Chickens, like most critters, are at their happiest when doing what comes naturally to them—eating veggies and bugs, digging in the dirt, pooping, and living a happy, carefree existence on the open range. So consider adding these delightful birds to your garden as part of an eco-conscious living plan. You’ll be thanked with hours of entertainment and the best eggs you’ll ever eat!

Join me on World Environment Day, Saturday, June 6, and come learn more about keeping backyard chickens!


©2015 Chicago Botanic Garden and my.chicagobotanic.org

The Chicken and the Veg

Chickens help mulch the garden; and the garden feeds the chickens.

Adriana Reyneri —  September 11, 2013 — 1 Comment

People who raise backyard chickens say there’s one potential pitfall — getting too attached. It’s too late for Chicago Botanic Garden horticulturist Ayse Pogue. Cradling a black-and-white hen with a bright-red comb, she says, “I love my chickens.”

Breeders describe chickens as either single purpose — raised for their eggs, or dual purpose — raised for both eggs and meat. Pogue sees a third purpose for her hens. “I grow vegetables,” she says. “I think the chickens add another dimension of having fresh food from your yard.”

The clucking of hens blends into the sounds of summer in Pogue’s suburban backyard; which contains a patio, lawn, perennial garden, vegetable patch, and chicken enclosure. Pogue cleans the coop and run once a week and adds the used straw and wood chips to a compost pile in the corner of her yard. The mixture makes good winter mulch for her organic vegetable garden. Omnivores, the hens also eat up kitchen scraps, insects, and mice.
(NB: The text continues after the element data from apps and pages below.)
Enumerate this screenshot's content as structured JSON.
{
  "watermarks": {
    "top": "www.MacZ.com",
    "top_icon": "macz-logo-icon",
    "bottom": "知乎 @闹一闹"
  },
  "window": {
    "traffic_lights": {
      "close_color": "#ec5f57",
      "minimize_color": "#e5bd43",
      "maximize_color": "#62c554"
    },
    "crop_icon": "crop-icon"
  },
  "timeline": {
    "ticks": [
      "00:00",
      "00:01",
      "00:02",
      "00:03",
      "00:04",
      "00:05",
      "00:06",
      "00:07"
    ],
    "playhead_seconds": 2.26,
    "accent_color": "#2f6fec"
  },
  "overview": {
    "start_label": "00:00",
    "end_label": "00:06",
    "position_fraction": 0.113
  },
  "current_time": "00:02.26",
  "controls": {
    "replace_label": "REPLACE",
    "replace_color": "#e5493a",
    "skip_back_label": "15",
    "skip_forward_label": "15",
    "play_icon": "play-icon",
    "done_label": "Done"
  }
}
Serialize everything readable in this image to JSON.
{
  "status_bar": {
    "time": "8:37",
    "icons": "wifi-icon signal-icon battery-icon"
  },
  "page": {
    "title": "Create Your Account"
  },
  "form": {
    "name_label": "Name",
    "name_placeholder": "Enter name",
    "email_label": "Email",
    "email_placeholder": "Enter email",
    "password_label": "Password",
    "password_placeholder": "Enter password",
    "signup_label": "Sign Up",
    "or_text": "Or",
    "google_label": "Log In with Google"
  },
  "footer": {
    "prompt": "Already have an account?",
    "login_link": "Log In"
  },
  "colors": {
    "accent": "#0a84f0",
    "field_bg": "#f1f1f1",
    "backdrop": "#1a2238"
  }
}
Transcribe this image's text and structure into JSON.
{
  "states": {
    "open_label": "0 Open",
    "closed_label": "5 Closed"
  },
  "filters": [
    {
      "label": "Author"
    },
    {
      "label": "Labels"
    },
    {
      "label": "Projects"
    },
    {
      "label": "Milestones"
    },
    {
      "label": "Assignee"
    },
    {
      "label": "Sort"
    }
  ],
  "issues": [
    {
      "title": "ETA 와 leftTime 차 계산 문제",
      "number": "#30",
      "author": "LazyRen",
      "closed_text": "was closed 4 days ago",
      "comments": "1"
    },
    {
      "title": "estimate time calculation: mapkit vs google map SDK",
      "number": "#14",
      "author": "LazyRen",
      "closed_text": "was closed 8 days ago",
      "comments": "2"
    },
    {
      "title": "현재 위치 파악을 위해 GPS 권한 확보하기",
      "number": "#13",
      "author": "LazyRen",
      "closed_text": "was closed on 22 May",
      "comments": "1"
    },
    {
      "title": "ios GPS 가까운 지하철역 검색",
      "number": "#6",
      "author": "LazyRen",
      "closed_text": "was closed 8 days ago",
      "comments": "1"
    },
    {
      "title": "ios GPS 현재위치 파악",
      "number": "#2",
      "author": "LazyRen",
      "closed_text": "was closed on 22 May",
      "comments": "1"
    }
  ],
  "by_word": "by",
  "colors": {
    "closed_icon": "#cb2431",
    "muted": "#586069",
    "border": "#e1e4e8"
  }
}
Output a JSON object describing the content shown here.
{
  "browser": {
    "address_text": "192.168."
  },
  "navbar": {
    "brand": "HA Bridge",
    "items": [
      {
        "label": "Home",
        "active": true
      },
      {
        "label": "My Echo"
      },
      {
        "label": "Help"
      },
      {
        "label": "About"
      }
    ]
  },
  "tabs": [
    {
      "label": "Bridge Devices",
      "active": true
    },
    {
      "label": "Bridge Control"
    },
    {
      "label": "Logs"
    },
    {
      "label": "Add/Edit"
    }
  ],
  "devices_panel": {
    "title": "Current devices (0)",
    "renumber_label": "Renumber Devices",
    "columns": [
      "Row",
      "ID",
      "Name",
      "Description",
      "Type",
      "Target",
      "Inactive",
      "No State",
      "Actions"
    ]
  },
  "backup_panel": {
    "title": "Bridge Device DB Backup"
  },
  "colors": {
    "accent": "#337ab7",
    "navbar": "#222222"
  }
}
Chickens became part of Pogue’s life last year when, inspired by the growing backyard-chicken movement and a related lecture at the Garden, she decided to order three chicks. “I was just hearing about it, hearing about it everywhere,” she said. “I told my husband. He said, ‘Oh no, I don’t think that’s going to happen.’ I said, ‘Too late. It’s happening.’”

PHOTO: chicken coop

A ramp provides access to the elevated coop.

Three days-old chicks — now known as Henrietta, Misty, and Fistik — arrived at the post office last July in a small cardboard box with breathing holes. They sheltered in Pogue’s garage until September when they were big enough to go outside in the small compound hand-built by a colleague, Garden horticulturist Dale Whiting.

Whiting built the coop, ramp, and run for about $300 (spent mainly on hardware). He kept costs low by using wood scraps, slightly damaged lumber sold at deep discounts, and shingles leftover from a neighbor’s roofing project. The roughly five-by-five foot coop, and eight-by-seven-by-six foot run can shelter three to five cold-hardy hens through Chicago’s sweltering summers and bitter winters. A heated dispenser prevents the chicken’s water supply from freezing, and on the very coldest days, Pogue uses a small heating element to warm the coop.

PHOTO: eggs

A sampling of colorful eggs laid by Easter Egger hens
(Photo by Will Merydith)

Pogue was sure to select breeds that can tolerate freezing weather. Henrietta is an Easter Egger, a chicken named for its beautiful blue and green eggs. Misty and Fistik are Barred Rock chickens, which do need an occasional application of Vaseline to keep their prominent combs from freezing in the worst of winter. The three are in their peak laying year and provide Pogue’s family with one to two eggs a day. “Every time I pick up an egg I’m amazed at how perfect they are,” she says.

The many rewards of backyard chickens have inspired Pogue to expand her flock with three new chicks — Cody, another Easter Egger, and Pearl and Olive, hardy blue laced red Wyandottes. The days-old chicks are bright-eyed and fluffy, small enough to hold in one hand and cute enough to steal anyone’s heart.

PHOTO: chicks

New arrivals, Cody, Pearl, and Olive.

Before getting too involved, it’s wise to check with your local officials. Not all municipalities allow residents to raise chickens. Those that do often ban roosters and limit flock size.


©2013 Chicago Botanic Garden and my.chicagobotanic.org